= Task instructions =
The entire listing below is to be reproduced exactly.

= Extracted material =

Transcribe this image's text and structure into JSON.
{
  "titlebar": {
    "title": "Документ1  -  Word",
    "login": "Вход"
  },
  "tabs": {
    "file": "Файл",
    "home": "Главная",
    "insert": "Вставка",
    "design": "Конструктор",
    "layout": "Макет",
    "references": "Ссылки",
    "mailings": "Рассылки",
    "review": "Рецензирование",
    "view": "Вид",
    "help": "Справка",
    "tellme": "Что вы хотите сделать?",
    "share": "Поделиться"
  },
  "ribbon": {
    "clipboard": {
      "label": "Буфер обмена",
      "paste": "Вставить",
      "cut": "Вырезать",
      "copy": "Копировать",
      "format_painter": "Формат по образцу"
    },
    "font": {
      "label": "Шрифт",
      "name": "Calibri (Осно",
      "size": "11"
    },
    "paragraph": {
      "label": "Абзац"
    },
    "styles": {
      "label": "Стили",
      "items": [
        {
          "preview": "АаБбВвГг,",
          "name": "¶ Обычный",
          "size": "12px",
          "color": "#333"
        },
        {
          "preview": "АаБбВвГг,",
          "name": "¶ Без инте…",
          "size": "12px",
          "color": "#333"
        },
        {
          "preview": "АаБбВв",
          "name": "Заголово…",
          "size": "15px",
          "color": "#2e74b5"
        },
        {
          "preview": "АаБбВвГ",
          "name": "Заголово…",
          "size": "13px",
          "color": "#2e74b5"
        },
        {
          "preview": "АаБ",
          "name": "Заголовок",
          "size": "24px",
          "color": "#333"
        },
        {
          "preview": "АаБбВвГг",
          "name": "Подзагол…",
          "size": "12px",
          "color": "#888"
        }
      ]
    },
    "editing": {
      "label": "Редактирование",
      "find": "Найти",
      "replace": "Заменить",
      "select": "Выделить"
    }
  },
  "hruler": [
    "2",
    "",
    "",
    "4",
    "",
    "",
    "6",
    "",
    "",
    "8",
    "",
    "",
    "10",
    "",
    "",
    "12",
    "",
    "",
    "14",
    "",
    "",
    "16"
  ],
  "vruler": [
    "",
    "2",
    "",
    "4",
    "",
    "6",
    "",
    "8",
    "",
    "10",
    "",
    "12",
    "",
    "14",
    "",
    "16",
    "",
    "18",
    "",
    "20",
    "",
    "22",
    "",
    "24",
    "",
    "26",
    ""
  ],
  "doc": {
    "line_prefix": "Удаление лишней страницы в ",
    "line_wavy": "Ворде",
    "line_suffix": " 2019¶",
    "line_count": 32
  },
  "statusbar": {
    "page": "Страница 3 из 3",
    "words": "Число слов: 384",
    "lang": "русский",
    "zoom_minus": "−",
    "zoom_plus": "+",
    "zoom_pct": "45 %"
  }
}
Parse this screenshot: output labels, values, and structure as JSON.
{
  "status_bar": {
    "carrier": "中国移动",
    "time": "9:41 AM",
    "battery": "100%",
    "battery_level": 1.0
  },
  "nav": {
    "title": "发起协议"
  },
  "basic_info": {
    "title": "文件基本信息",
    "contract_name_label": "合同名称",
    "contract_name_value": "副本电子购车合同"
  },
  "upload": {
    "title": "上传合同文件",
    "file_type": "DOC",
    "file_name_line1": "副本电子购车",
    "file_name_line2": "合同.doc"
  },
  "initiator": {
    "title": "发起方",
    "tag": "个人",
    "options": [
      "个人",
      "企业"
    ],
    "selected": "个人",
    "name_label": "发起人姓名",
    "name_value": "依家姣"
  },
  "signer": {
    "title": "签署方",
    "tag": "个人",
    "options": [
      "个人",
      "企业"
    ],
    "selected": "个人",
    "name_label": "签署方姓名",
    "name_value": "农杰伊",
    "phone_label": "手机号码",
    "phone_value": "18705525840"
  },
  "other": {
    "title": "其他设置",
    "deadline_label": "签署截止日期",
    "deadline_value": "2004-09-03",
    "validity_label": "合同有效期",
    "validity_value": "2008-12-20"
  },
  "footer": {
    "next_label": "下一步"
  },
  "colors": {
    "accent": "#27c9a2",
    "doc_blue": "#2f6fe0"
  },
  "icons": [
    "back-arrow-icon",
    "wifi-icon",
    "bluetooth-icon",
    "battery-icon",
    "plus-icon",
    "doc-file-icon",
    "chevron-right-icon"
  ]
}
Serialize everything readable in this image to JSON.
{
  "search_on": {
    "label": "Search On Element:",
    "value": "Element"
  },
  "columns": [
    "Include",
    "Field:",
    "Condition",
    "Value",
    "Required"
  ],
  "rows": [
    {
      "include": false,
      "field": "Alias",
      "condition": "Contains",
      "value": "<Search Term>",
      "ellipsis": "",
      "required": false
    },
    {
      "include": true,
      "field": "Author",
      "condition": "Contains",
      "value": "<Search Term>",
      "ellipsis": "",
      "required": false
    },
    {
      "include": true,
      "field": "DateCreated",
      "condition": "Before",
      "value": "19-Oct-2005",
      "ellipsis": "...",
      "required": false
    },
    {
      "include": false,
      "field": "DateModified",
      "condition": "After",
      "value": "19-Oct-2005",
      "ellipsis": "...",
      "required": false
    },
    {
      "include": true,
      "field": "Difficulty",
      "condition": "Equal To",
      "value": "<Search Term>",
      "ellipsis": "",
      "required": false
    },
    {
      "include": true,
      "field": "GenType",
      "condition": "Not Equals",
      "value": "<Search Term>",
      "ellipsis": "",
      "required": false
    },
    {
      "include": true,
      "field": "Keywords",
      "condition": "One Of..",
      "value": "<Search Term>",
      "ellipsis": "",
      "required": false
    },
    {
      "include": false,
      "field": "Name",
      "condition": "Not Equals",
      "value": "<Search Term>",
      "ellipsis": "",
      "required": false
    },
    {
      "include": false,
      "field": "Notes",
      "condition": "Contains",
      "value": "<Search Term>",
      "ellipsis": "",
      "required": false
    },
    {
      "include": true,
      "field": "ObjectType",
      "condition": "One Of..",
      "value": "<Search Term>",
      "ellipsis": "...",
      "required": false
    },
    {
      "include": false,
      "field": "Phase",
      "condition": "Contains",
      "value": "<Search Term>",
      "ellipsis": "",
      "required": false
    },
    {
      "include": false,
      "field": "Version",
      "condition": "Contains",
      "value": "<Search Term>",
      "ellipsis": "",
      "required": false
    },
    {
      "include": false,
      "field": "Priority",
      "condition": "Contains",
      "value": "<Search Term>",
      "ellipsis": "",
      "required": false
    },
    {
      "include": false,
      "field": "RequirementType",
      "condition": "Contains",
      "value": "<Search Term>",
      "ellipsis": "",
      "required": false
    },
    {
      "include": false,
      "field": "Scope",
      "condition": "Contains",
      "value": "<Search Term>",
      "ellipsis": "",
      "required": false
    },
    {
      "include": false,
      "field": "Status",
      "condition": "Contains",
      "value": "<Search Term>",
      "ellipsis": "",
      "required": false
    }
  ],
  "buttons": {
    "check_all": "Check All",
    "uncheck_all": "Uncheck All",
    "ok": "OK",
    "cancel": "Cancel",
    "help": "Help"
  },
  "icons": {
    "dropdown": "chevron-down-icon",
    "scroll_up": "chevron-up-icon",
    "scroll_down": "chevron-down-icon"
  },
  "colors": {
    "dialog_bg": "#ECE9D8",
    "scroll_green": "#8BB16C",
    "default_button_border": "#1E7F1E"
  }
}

= Exercise response =
Transcribe this image's text and structure into JSON.
{
  "titlebar": {
    "title": "Документ1  -  Word",
    "login": "Вход"
  },
  "tabs": {
    "file": "Файл",
    "home": "Главная",
    "insert": "Вставка",
    "design": "Конструктор",
    "layout": "Макет",
    "references": "Ссылки",
    "mailings": "Рассылки",
    "review": "Рецензирование",
    "view": "Вид",
    "help": "Справка",
    "tellme": "Что вы хотите сделать?",
    "share": "Поделиться"
  },
  "ribbon": {
    "clipboard": {
      "label": "Буфер обмена",
      "paste": "Вставить",
      "cut": "Вырезать",
      "copy": "Копировать",
      "format_painter": "Формат по образцу"
    },
    "font": {
      "label": "Шрифт",
      "name": "Calibri (Осно",
      "size": "11"
    },
    "paragraph": {
      "label": "Абзац"
    },
    "styles": {
      "label": "Стили",
      "items": [
        {
          "preview": "АаБбВвГг,",
          "name": "¶ Обычный",
          "size": "12px",
          "color": "#333"
        },
        {
          "preview": "АаБбВвГг,",
          "name": "¶ Без инте…",
          "size": "12px",
          "color": "#333"
        },
        {
          "preview": "АаБбВв",
          "name": "Заголово…",
          "size": "15px",
          "color": "#2e74b5"
        },
        {
          "preview": "АаБбВвГ",
          "name": "Заголово…",
          "size": "13px",
          "color": "#2e74b5"
        },
        {
          "preview": "АаБ",
          "name": "Заголовок",
          "size": "24px",
          "color": "#333"
        },
        {
          "preview": "АаБбВвГг",
          "name": "Подзагол…",
          "size": "12px",
          "color": "#888"
        }
      ]
    },
    "editing": {
      "label": "Редактирование",
      "find": "Найти",
      "replace": "Заменить",
      "select": "Выделить"
    }
  },
  "hruler": [
    "2",
    "",
    "",
    "4",
    "",
    "",
    "6",
    "",
    "",
    "8",
    "",
    "",
    "10",
    "",
    "",
    "12",
    "",
    "",
    "14",
    "",
    "",
    "16"
  ],
  "vruler": [
    "",
    "2",
    "",
    "4",
    "",
    "6",
    "",
    "8",
    "",
    "10",
    "",
    "12",
    "",
    "14",
    "",
    "16",
    "",
    "18",
    "",
    "20",
    "",
    "22",
    "",
    "24",
    "",
    "26",
    ""
  ],
  "doc": {
    "line_prefix": "Удаление лишней страницы в ",
    "line_wavy": "Ворде",
    "line_suffix": " 2019¶",
    "line_count": 32
  },
  "statusbar": {
    "page": "Страница 3 из 3",
    "words": "Число слов: 384",
    "lang": "русский",
    "zoom_minus": "−",
    "zoom_plus": "+",
    "zoom_pct": "45 %"
  }
}
Parse this screenshot: output labels, values, and structure as JSON.
{
  "status_bar": {
    "carrier": "中国移动",
    "time": "9:41 AM",
    "battery": "100%",
    "battery_level": 1.0
  },
  "nav": {
    "title": "发起协议"
  },
  "basic_info": {
    "title": "文件基本信息",
    "contract_name_label": "合同名称",
    "contract_name_value": "副本电子购车合同"
  },
  "upload": {
    "title": "上传合同文件",
    "file_type": "DOC",
    "file_name_line1": "副本电子购车",
    "file_name_line2": "合同.doc"
  },
  "initiator": {
    "title": "发起方",
    "tag": "个人",
    "options": [
      "个人",
      "企业"
    ],
    "selected": "个人",
    "name_label": "发起人姓名",
    "name_value": "依家姣"
  },
  "signer": {
    "title": "签署方",
    "tag": "个人",
    "options": [
      "个人",
      "企业"
    ],
    "selected": "个人",
    "name_label": "签署方姓名",
    "name_value": "农杰伊",
    "phone_label": "手机号码",
    "phone_value": "18705525840"
  },
  "other": {
    "title": "其他设置",
    "deadline_label": "签署截止日期",
    "deadline_value": "2004-09-03",
    "validity_label": "合同有效期",
    "validity_value": "2008-12-20"
  },
  "footer": {
    "next_label": "下一步"
  },
  "colors": {
    "accent": "#27c9a2",
    "doc_blue": "#2f6fe0"
  },
  "icons": [
    "back-arrow-icon",
    "wifi-icon",
    "bluetooth-icon",
    "battery-icon",
    "plus-icon",
    "doc-file-icon",
    "chevron-right-icon"
  ]
}
Serialize everything readable in this image to JSON.
{
  "search_on": {
    "label": "Search On Element:",
    "value": "Element"
  },
  "columns": [
    "Include",
    "Field:",
    "Condition",
    "Value",
    "Required"
  ],
  "rows": [
    {
      "include": false,
      "field": "Alias",
      "condition": "Contains",
      "value": "<Search Term>",
      "ellipsis": "",
      "required": false
    },
    {
      "include": true,
      "field": "Author",
      "condition": "Contains",
      "value": "<Search Term>",
      "ellipsis": "",
      "required": false
    },
    {
      "include": true,
      "field": "DateCreated",
      "condition": "Before",
      "value": "19-Oct-2005",
      "ellipsis": "...",
      "required": false
    },
    {
      "include": false,
      "field": "DateModified",
      "condition": "After",
      "value": "19-Oct-2005",
      "ellipsis": "...",
      "required": false
    },
    {
      "include": true,
      "field": "Difficulty",
      "condition": "Equal To",
      "value": "<Search Term>",
      "ellipsis": "",
      "required": false
    },
    {
      "include": true,
      "field": "GenType",
      "condition": "Not Equals",
      "value": "<Search Term>",
      "ellipsis": "",
      "required": false
    },
    {
      "include": true,
      "field": "Keywords",
      "condition": "One Of..",
      "value": "<Search Term>",
      "ellipsis": "",
      "required": false
    },
    {
      "include": false,
      "field": "Name",
      "condition": "Not Equals",
      "value": "<Search Term>",
      "ellipsis": "",
      "required": false
    },
    {
      "include": false,
      "field": "Notes",
      "condition": "Contains",
      "value": "<Search Term>",
      "ellipsis": "",
      "required": false
    },
    {
      "include": true,
      "field": "ObjectType",
      "condition": "One Of..",
      "value": "<Search Term>",
      "ellipsis": "...",
      "required": false
    },
    {
      "include": false,
      "field": "Phase",
      "condition": "Contains",
      "value": "<Search Term>",
      "ellipsis": "",
      "required": false
    },
    {
      "include": false,
      "field": "Version",
      "condition": "Contains",
      "value": "<Search Term>",
      "ellipsis": "",
      "required": false
    },
    {
      "include": false,
      "field": "Priority",
      "condition": "Contains",
      "value": "<Search Term>",
      "ellipsis": "",
      "required": false
    },
    {
      "include": false,
      "field": "RequirementType",
      "condition": "Contains",
      "value": "<Search Term>",
      "ellipsis": "",
      "required": false
    },
    {
      "include": false,
      "field": "Scope",
      "condition": "Contains",
      "value": "<Search Term>",
      "ellipsis": "",
      "required": false
    },
    {
      "include": false,
      "field": "Status",
      "condition": "Contains",
      "value": "<Search Term>",
      "ellipsis": "",
      "required": false
    }
  ],
  "buttons": {
    "check_all": "Check All",
    "uncheck_all": "Uncheck All",
    "ok": "OK",
    "cancel": "Cancel",
    "help": "Help"
  },
  "icons": {
    "dropdown": "chevron-down-icon",
    "scroll_up": "chevron-up-icon",
    "scroll_down": "chevron-down-icon"
  },
  "colors": {
    "dialog_bg": "#ECE9D8",
    "scroll_green": "#8BB16C",
    "default_button_border": "#1E7F1E"
  }
}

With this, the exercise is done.